In Example 4 it was simpler to fix $x$ and integrate first with respect to $y$ because the bounding curves were already given to us as $$y \ = \ f_1(x)\ = \ x^2\,,\qquad y \ = \ f_2(x)\ = \ x\,.$$ Had they been given as $x \,=\, g_1(y)$ and $x\,=\, g_2(y)\,$ it might have been easier to think of $D$ as a Type II region. We would fix $y$ and first integrate with respect to $x$.

 Example 5: The region $D$ that is shown below is Type I but is not Type II. Fixing $x$ and integrating first with respect to $y$ along the black line makes good sense because then $$D \ = \ \Bigl\{\,(x,\,y) : \phi(x) \le y \le \psi(x),\ \ a \le x \le b\,\Bigl\}$$ for suitable choices of $a,\, b$ and functions $\phi(x),\, \psi(x)$: $$\int \int_D\, f(x,\,y)\, dxdy = \int_a^b \left(\int_{\phi(x)}^{\psi(x)}\, f(x,\,y)\, dy\right) dx\,.$$ But if we had chosen to fix $y$, then the integral with respect to $x$ would sometimes split into two parts shown in red. Not a good idea!

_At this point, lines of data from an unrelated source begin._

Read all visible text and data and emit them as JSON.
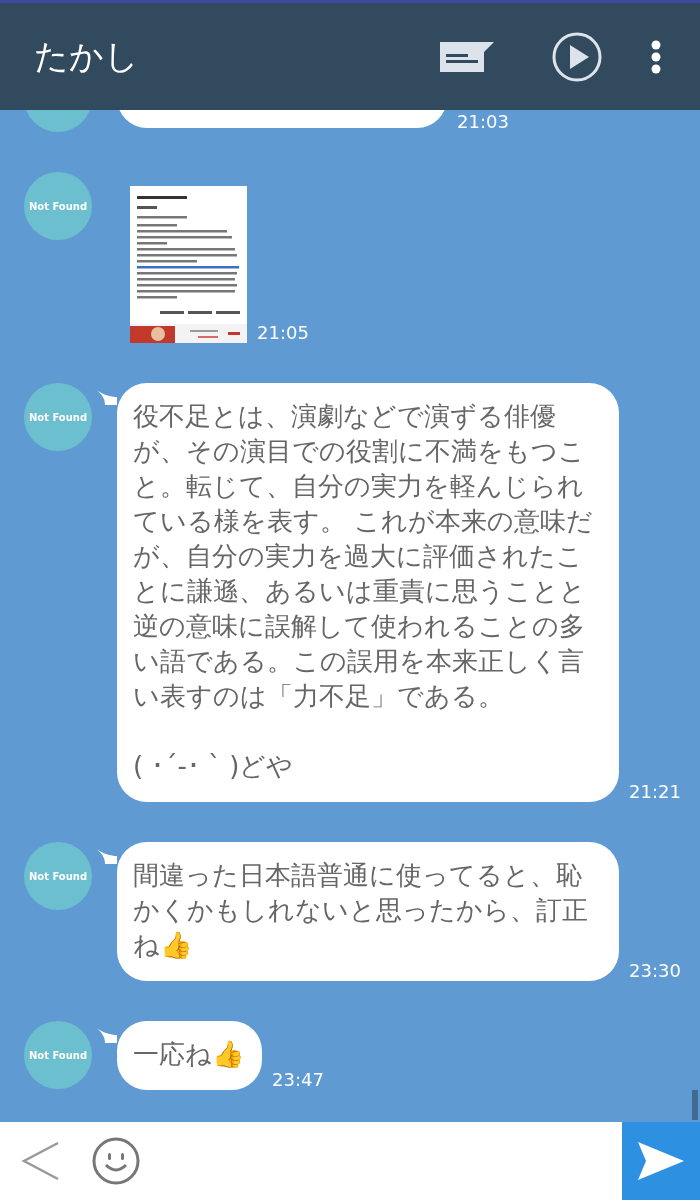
{
  "header": {
    "title": "たかし"
  },
  "messages": [
    {
      "kind": "text",
      "time": "21:03"
    },
    {
      "avatar_text": "Not Found",
      "time": "21:05"
    },
    {
      "kind": "text",
      "avatar_text": "Not Found",
      "text": "役不足とは、演劇などで演ずる俳優が、その演目での役割に不満をもつこと。転じて、自分の実力を軽んじられている様を表す。 これが本来の意味だが、自分の実力を過大に評価されたことに謙遜、あるいは重責に思うことと逆の意味に誤解して使われることの多い語である。この誤用を本来正しく言い表すのは「力不足」である。\n\n( ･´-･ ` )どや",
      "time": "21:21"
    },
    {
      "kind": "text",
      "avatar_text": "Not Found",
      "text": "間違った日本語普通に使ってると、恥かくかもしれないと思ったから、訂正ね👍",
      "time": "23:30"
    },
    {
      "kind": "text",
      "avatar_text": "Not Found",
      "text": "一応ね👍",
      "time": "23:47"
    }
  ]
}
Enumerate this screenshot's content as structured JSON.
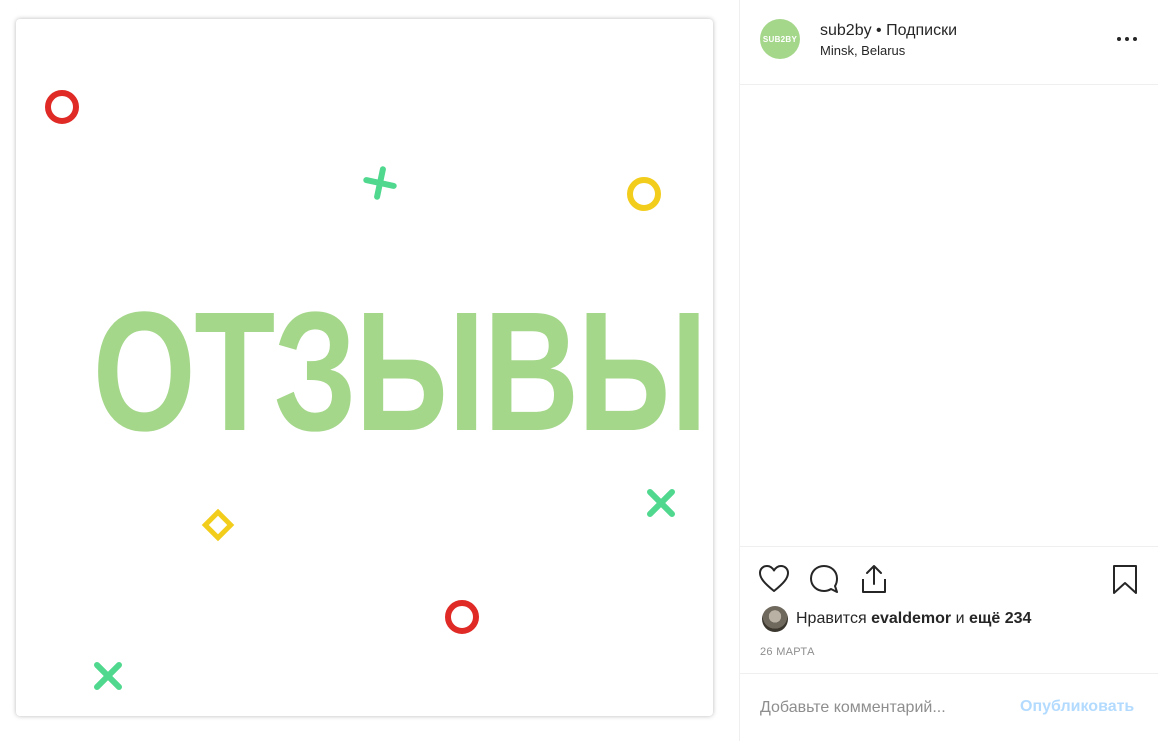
{
  "post": {
    "image_text": "ОТЗЫВЫ",
    "brand_color": "#a5d78b",
    "decorations": [
      "red-ring-icon",
      "green-cross-icon",
      "yellow-ring-icon",
      "green-cross-icon",
      "yellow-diamond-icon",
      "red-ring-icon",
      "green-cross-icon"
    ]
  },
  "header": {
    "avatar_text": "SUB2BY",
    "username": "sub2by",
    "separator": "•",
    "follow_status": "Подписки",
    "location": "Minsk, Belarus",
    "more_icon": "more-horizontal-icon"
  },
  "actions": {
    "like_icon": "heart-icon",
    "comment_icon": "comment-icon",
    "share_icon": "share-icon",
    "save_icon": "bookmark-icon"
  },
  "likes": {
    "prefix": "Нравится",
    "user": "evaldemor",
    "conjunction": "и",
    "others": "ещё 234"
  },
  "date": "26 МАРТА",
  "comment": {
    "placeholder": "Добавьте комментарий...",
    "publish_label": "Опубликовать"
  }
}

 Example 6: The region $D$, shown below, is Type II but not Type I. Fixing $y$ and integrating first with respect to $x$ along the black line makes good sense because then $$D \ = \ \Bigl\{\,(x,\,y) : \phi(y) \le x \le \psi(y),\ \ c \le y \le d\,\Bigl\}$$ for suitable choices of $c,\, d$ and functions $\phi(y),\, \psi(y)$. In this case $$\int \int_D\, f(x,\,y)\, dxdy = \int_c^d \left(\int_{\phi(y)}^{\psi(y)}\, f(x,\,y)\, dx\right) dy\,.$$ But if we had chosen to fix $x$, then the integral with respect to $y$ would sometimes splits into two parts as shown in red. Again not a good idea!